Plenty of aid, but is it for a ?Greater? Mekong?

Media Releases, Opinion article written on the 05 Oct 2007

His name is Bunlaamb and he lives on the banks of the usually-sanguine Se San River in north-eastern Cambodia. But for the last seven years, the life of this farmer-fisherman, and the rest of his village, has been turned upside down by sudden water fluctuations caused by a series of large hydropower dams built upstream, on the Vietnamese side of the border.
"People used to be very happy. They were able to catch fish from many places. But then floods started. At first, we didn’t know why the flooding happened. When we returned to our village after the flooding, our rice fields were destroyed and our chickens washed away. Villagers are scared now, many people have moved away”
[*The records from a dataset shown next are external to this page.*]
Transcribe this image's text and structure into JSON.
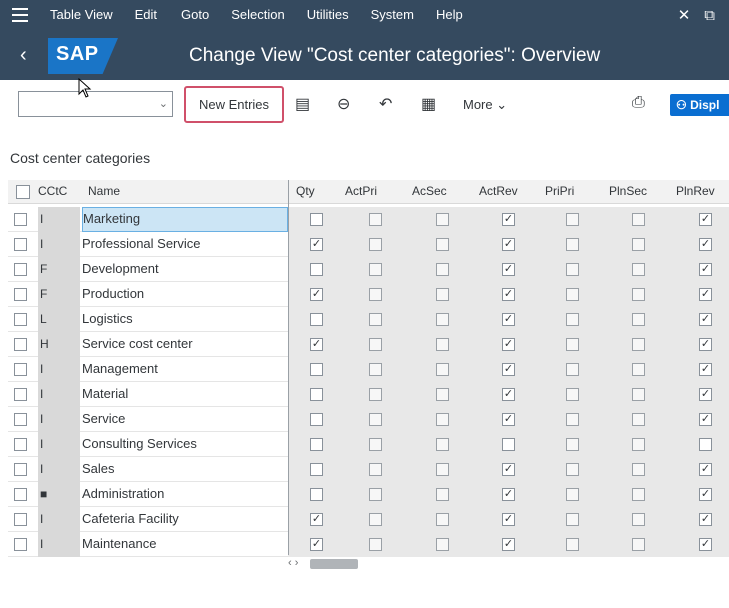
{
  "menu": {
    "items": [
      "Table View",
      "Edit",
      "Goto",
      "Selection",
      "Utilities",
      "System",
      "Help"
    ]
  },
  "title": {
    "logo": "SAP",
    "page_title": "Change View \"Cost center categories\": Overview"
  },
  "toolbar": {
    "command_field_value": "",
    "new_entries_label": "New Entries",
    "more_label": "More",
    "display_label": "Displ"
  },
  "section": {
    "title": "Cost center categories"
  },
  "table": {
    "headers": {
      "cctc": "CCtC",
      "name": "Name",
      "qty": "Qty",
      "actpri": "ActPri",
      "acsec": "AcSec",
      "actrev": "ActRev",
      "pripri": "PriPri",
      "plnsec": "PlnSec",
      "plnrev": "PlnRev"
    },
    "rows": [
      {
        "cctc": "I",
        "name": "Marketing",
        "qty": false,
        "actpri": false,
        "acsec": false,
        "actrev": true,
        "pripri": false,
        "plnsec": false,
        "plnrev": true
      },
      {
        "cctc": "I",
        "name": "Professional Service",
        "qty": true,
        "actpri": false,
        "acsec": false,
        "actrev": true,
        "pripri": false,
        "plnsec": false,
        "plnrev": true
      },
      {
        "cctc": "F",
        "name": "Development",
        "qty": false,
        "actpri": false,
        "acsec": false,
        "actrev": true,
        "pripri": false,
        "plnsec": false,
        "plnrev": true
      },
      {
        "cctc": "F",
        "name": "Production",
        "qty": true,
        "actpri": false,
        "acsec": false,
        "actrev": true,
        "pripri": false,
        "plnsec": false,
        "plnrev": true
      },
      {
        "cctc": "L",
        "name": "Logistics",
        "qty": false,
        "actpri": false,
        "acsec": false,
        "actrev": true,
        "pripri": false,
        "plnsec": false,
        "plnrev": true
      },
      {
        "cctc": "H",
        "name": "Service cost center",
        "qty": true,
        "actpri": false,
        "acsec": false,
        "actrev": true,
        "pripri": false,
        "plnsec": false,
        "plnrev": true
      },
      {
        "cctc": "I",
        "name": "Management",
        "qty": false,
        "actpri": false,
        "acsec": false,
        "actrev": true,
        "pripri": false,
        "plnsec": false,
        "plnrev": true
      },
      {
        "cctc": "I",
        "name": "Material",
        "qty": false,
        "actpri": false,
        "acsec": false,
        "actrev": true,
        "pripri": false,
        "plnsec": false,
        "plnrev": true
      },
      {
        "cctc": "I",
        "name": "Service",
        "qty": false,
        "actpri": false,
        "acsec": false,
        "actrev": true,
        "pripri": false,
        "plnsec": false,
        "plnrev": true
      },
      {
        "cctc": "I",
        "name": "Consulting Services",
        "qty": false,
        "actpri": false,
        "acsec": false,
        "actrev": false,
        "pripri": false,
        "plnsec": false,
        "plnrev": false
      },
      {
        "cctc": "I",
        "name": "Sales",
        "qty": false,
        "actpri": false,
        "acsec": false,
        "actrev": true,
        "pripri": false,
        "plnsec": false,
        "plnrev": true
      },
      {
        "cctc": "■",
        "name": "Administration",
        "qty": false,
        "actpri": false,
        "acsec": false,
        "actrev": true,
        "pripri": false,
        "plnsec": false,
        "plnrev": true
      },
      {
        "cctc": "I",
        "name": "Cafeteria Facility",
        "qty": true,
        "actpri": false,
        "acsec": false,
        "actrev": true,
        "pripri": false,
        "plnsec": false,
        "plnrev": true
      },
      {
        "cctc": "I",
        "name": "Maintenance",
        "qty": true,
        "actpri": false,
        "acsec": false,
        "actrev": true,
        "pripri": false,
        "plnsec": false,
        "plnrev": true
      }
    ]
  },
  "icons": {
    "check": "✓"
  }
}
Bunlaamb’s story is illustrative of the plight of scores of rural communities across the Mekong region, where there is a massive program of hydropower development currently underway. This is largely the brainchild of the Asian Development Bank (ADB), which over the last decade and a half has spearheaded a grand vision of ‘regional integration’ for the six Mekong countries, essentially seeking to form them into one borderless economy – the Greater Mekong Subregion. Key to this process are large scale infrastructure developments – trans-national highways, hydropower dams, regional energy grids and river dredging for heavy freight barges. As a result the region’s economies are booming, but at what cost? Communities of poor, marginalized and ethnic minority groups seem to have been the main casualties along the way.
This week delegates from mainland Southeast Asia and Australia gathered at the University of Sydney for a major conference on development in the Mekong Region (Laos, Cambodia, Thailand, Vietnam, Burma and southern China). And one of the key questions there should be – when does Australian overseas aid bring about positive changes for poor people and when can it actually have negative impacts upon their quality of life?
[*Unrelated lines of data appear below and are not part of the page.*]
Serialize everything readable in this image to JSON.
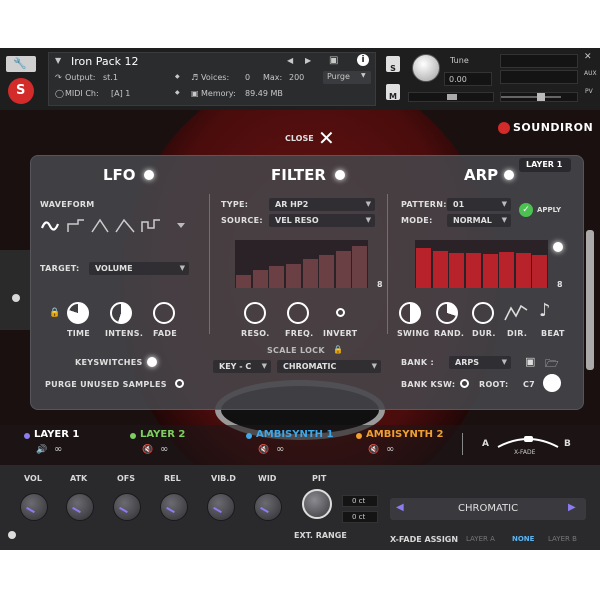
{
  "header": {
    "instrument_name": "Iron Pack 12",
    "output_label": "Output:",
    "output_value": "st.1",
    "voices_label": "Voices:",
    "voices_value": "0",
    "max_label": "Max:",
    "max_value": "200",
    "purge_label": "Purge",
    "midi_label": "MIDI Ch:",
    "midi_value": "[A] 1",
    "memory_label": "Memory:",
    "memory_value": "89.49 MB",
    "tune_label": "Tune",
    "tune_value": "0.00",
    "s_label": "S",
    "m_label": "M",
    "aux_label": "AUX",
    "pv_label": "PV"
  },
  "instrument": {
    "close_label": "CLOSE",
    "brand": "SOUNDIRON",
    "layer_badge": "LAYER 1",
    "lfo": {
      "title": "LFO",
      "waveform_label": "WAVEFORM",
      "target_label": "TARGET:",
      "target_value": "VOLUME",
      "knobs": [
        "TIME",
        "INTENS.",
        "FADE"
      ],
      "keyswitches_label": "KEYSWITCHES",
      "purge_label": "PURGE UNUSED SAMPLES"
    },
    "filter": {
      "title": "FILTER",
      "type_label": "TYPE:",
      "type_value": "AR HP2",
      "source_label": "SOURCE:",
      "source_value": "VEL RESO",
      "steps_count": "8",
      "knobs": [
        "RESO.",
        "FREQ.",
        "INVERT"
      ],
      "scale_lock_label": "SCALE LOCK",
      "key_value": "KEY - C",
      "scale_value": "CHROMATIC"
    },
    "arp": {
      "title": "ARP",
      "pattern_label": "PATTERN:",
      "pattern_value": "01",
      "mode_label": "MODE:",
      "mode_value": "NORMAL",
      "apply_label": "APPLY",
      "steps_count": "8",
      "step_values": [
        0.9,
        0.85,
        0.8,
        0.8,
        0.78,
        0.82,
        0.8,
        0.75
      ],
      "knobs": [
        "SWING",
        "RAND.",
        "DUR.",
        "DIR.",
        "BEAT"
      ],
      "bank_label": "BANK :",
      "bank_value": "ARPS",
      "bank_ksw_label": "BANK KSW:",
      "root_label": "ROOT:",
      "root_value": "C7"
    },
    "filter_step_values": [
      0.3,
      0.4,
      0.5,
      0.55,
      0.65,
      0.75,
      0.85,
      0.95
    ],
    "layers": [
      {
        "name": "LAYER 1",
        "color": "#8b7cf0",
        "active": true
      },
      {
        "name": "LAYER 2",
        "color": "#7bd060",
        "active": false
      },
      {
        "name": "AMBISYNTH 1",
        "color": "#3fa8e8",
        "active": false
      },
      {
        "name": "AMBISYNTH 2",
        "color": "#f0a030",
        "active": false
      }
    ],
    "xfade": {
      "a_label": "A",
      "b_label": "B",
      "label": "X-FADE"
    }
  },
  "bottom": {
    "knobs": [
      "VOL",
      "ATK",
      "OFS",
      "REL",
      "VIB.D",
      "WID"
    ],
    "pit_label": "PIT",
    "ct_top": "0 ct",
    "ct_bottom": "0 ct",
    "ext_range_label": "EXT. RANGE",
    "scale_display": "CHROMATIC",
    "xfade_assign_label": "X-FADE ASSIGN",
    "xfade_options": [
      "LAYER A",
      "NONE",
      "LAYER B"
    ],
    "xfade_selected": "NONE"
  },
  "colors": {
    "accent_red": "#d32a2a",
    "accent_purple": "#8b7cf0",
    "panel_bg": "#46464a"
  }
}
The question is unlikely to be put as boldly, but it is essentially the question that will underlie much of what is talked about at the conference. In particular, the role of Australia’s aid program in the Mekong region will be brought sharply into focus.
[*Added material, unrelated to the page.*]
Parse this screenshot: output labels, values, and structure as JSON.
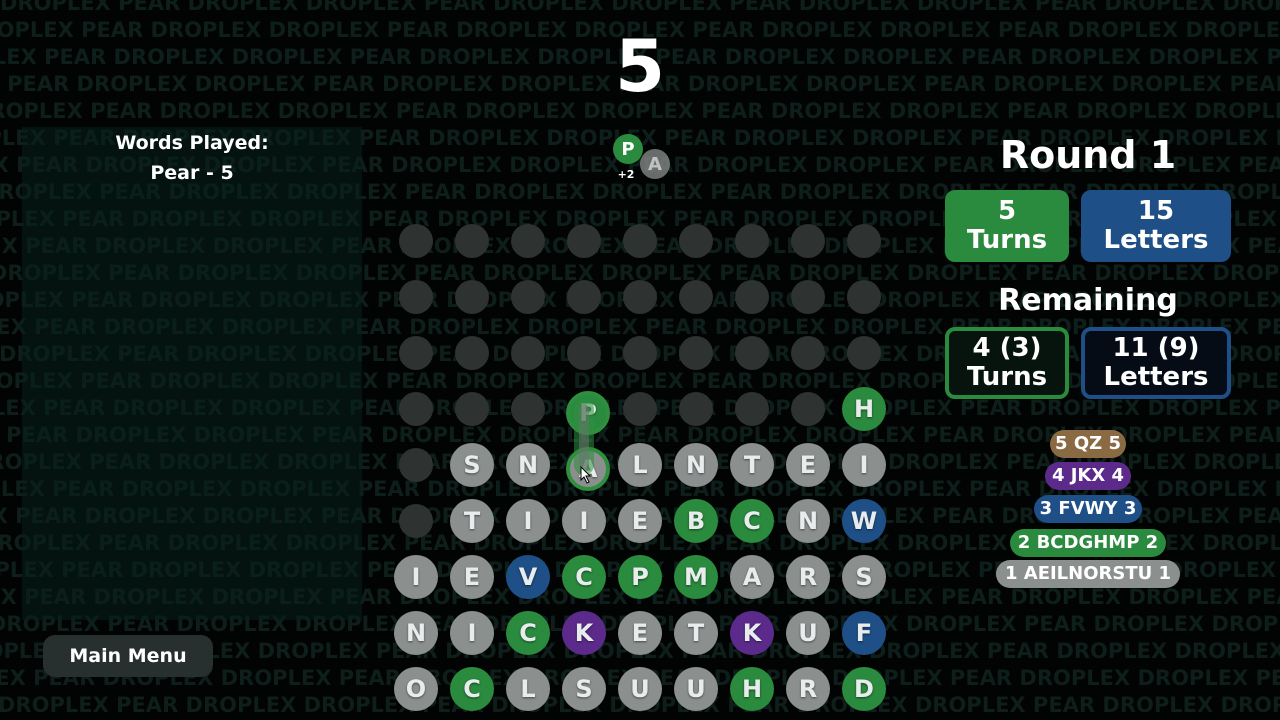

This week Oxfam Australia released a report, examining the negative impacts of economic change in the Mekong region. One of the most important findings is that while average incomes may be rising, many of the rural poor (and especially ethnic minorities) are actually experiencing declining quality of life. This is mainly due to the destruction of the forests and rivers upon which they depend for food, drinking, housing, medicines etc.
For example, in Sekong Province in Laos people derive enormous benefit from the forest, even though average annual incomes are little more than $150 per year. If they lose access to forest resources (which is rapidly happening), it would take a rise in annual income of over $600 to stop a decline in their standard of living.
The report highlights the high level of economic vulnerability of ethnic minorities in the face of new markets and commercial industries.
An investigation by Oxfam Australia into a series of ADB infrastructure projects found that although the Bank had policies which were supposed to safeguard the poor and the environment, ‘the ADB’s capacity to implement, monitor and generally comply with its own policies is questionable.’ Moreover, there are concerns that the Bank is actually trying to weaken its existing safeguard policies.
Into this mix, the Australian Government is promising a remarkable commitment of $40-50 million each year for the ADB’s Greater Mekong Subregion Program, predominantly for infrastructure projects. Increased aid is often presented as a self-evident good, but will it really alleviate poverty? Will it be the right sort of aid? While there are some indications that AusAID is trying not to replicate some of the ADB’s shortcomings – for example, it will focus on small-scale energy decentralisation, not massive dams – there is cause for concern.
AusAID’s safeguards policies for infrastructure projects are actually weaker than the ADB’s, and, unlike the ADB, AusAID has no independent complaints mechanism – not a good basis for Australia to embark on major infrastructure financing.
The Australian Government has an obligation to ensure its new aid program in the Mekong makes a positive contribution, and does not actually create or perpetuate poverty. It should at least undertake a thorough assessment of the economic vulnerability of rural communities (especially ethnic minorities) that may be brought about infrastructure development – communities know best what works for them. And it should introduce clear and strong policies safeguarding the environment, the indigenous and relocated people from adverse impacts of infrastructure development. This must include an easy-to-use independent complaints mechanism.
Andrew Hewett,
Executive Director
Oxfam Australia

This opinion piece was published in September 2007 on ABC Online